§ Work to complete: Copy all of the data that follows without altering a word.
─── Records supplied
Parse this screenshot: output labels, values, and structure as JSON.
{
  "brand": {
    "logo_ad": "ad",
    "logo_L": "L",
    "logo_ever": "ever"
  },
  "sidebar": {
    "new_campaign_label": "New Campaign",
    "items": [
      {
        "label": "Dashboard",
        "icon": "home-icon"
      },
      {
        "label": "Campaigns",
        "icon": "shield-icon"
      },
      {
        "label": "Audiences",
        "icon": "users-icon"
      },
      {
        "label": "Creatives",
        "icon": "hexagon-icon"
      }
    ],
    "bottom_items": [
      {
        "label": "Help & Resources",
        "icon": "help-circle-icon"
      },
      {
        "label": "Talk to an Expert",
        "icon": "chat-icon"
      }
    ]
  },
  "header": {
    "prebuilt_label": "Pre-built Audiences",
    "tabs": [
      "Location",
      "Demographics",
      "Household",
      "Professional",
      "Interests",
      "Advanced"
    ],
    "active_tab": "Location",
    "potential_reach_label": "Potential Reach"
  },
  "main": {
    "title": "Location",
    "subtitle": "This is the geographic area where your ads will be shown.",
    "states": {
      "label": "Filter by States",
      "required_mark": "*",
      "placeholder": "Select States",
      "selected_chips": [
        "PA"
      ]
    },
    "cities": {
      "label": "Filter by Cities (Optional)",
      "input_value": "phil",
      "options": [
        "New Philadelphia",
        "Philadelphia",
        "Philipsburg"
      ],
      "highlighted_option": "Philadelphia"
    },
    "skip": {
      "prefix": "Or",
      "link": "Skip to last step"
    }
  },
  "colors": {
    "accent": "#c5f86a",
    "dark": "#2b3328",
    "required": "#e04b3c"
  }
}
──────
§ Answer box:
Parse this screenshot: output labels, values, and structure as JSON.
{
  "brand": {
    "logo_ad": "ad",
    "logo_L": "L",
    "logo_ever": "ever"
  },
  "sidebar": {
    "new_campaign_label": "New Campaign",
    "items": [
      {
        "label": "Dashboard",
        "icon": "home-icon"
      },
      {
        "label": "Campaigns",
        "icon": "shield-icon"
      },
      {
        "label": "Audiences",
        "icon": "users-icon"
      },
      {
        "label": "Creatives",
        "icon": "hexagon-icon"
      }
    ],
    "bottom_items": [
      {
        "label": "Help & Resources",
        "icon": "help-circle-icon"
      },
      {
        "label": "Talk to an Expert",
        "icon": "chat-icon"
      }
    ]
  },
  "header": {
    "prebuilt_label": "Pre-built Audiences",
    "tabs": [
      "Location",
      "Demographics",
      "Household",
      "Professional",
      "Interests",
      "Advanced"
    ],
    "active_tab": "Location",
    "potential_reach_label": "Potential Reach"
  },
  "main": {
    "title": "Location",
    "subtitle": "This is the geographic area where your ads will be shown.",
    "states": {
      "label": "Filter by States",
      "required_mark": "*",
      "placeholder": "Select States",
      "selected_chips": [
        "PA"
      ]
    },
    "cities": {
      "label": "Filter by Cities (Optional)",
      "input_value": "phil",
      "options": [
        "New Philadelphia",
        "Philadelphia",
        "Philipsburg"
      ],
      "highlighted_option": "Philadelphia"
    },
    "skip": {
      "prefix": "Or",
      "link": "Skip to last step"
    }
  },
  "colors": {
    "accent": "#c5f86a",
    "dark": "#2b3328",
    "required": "#e04b3c"
  }
}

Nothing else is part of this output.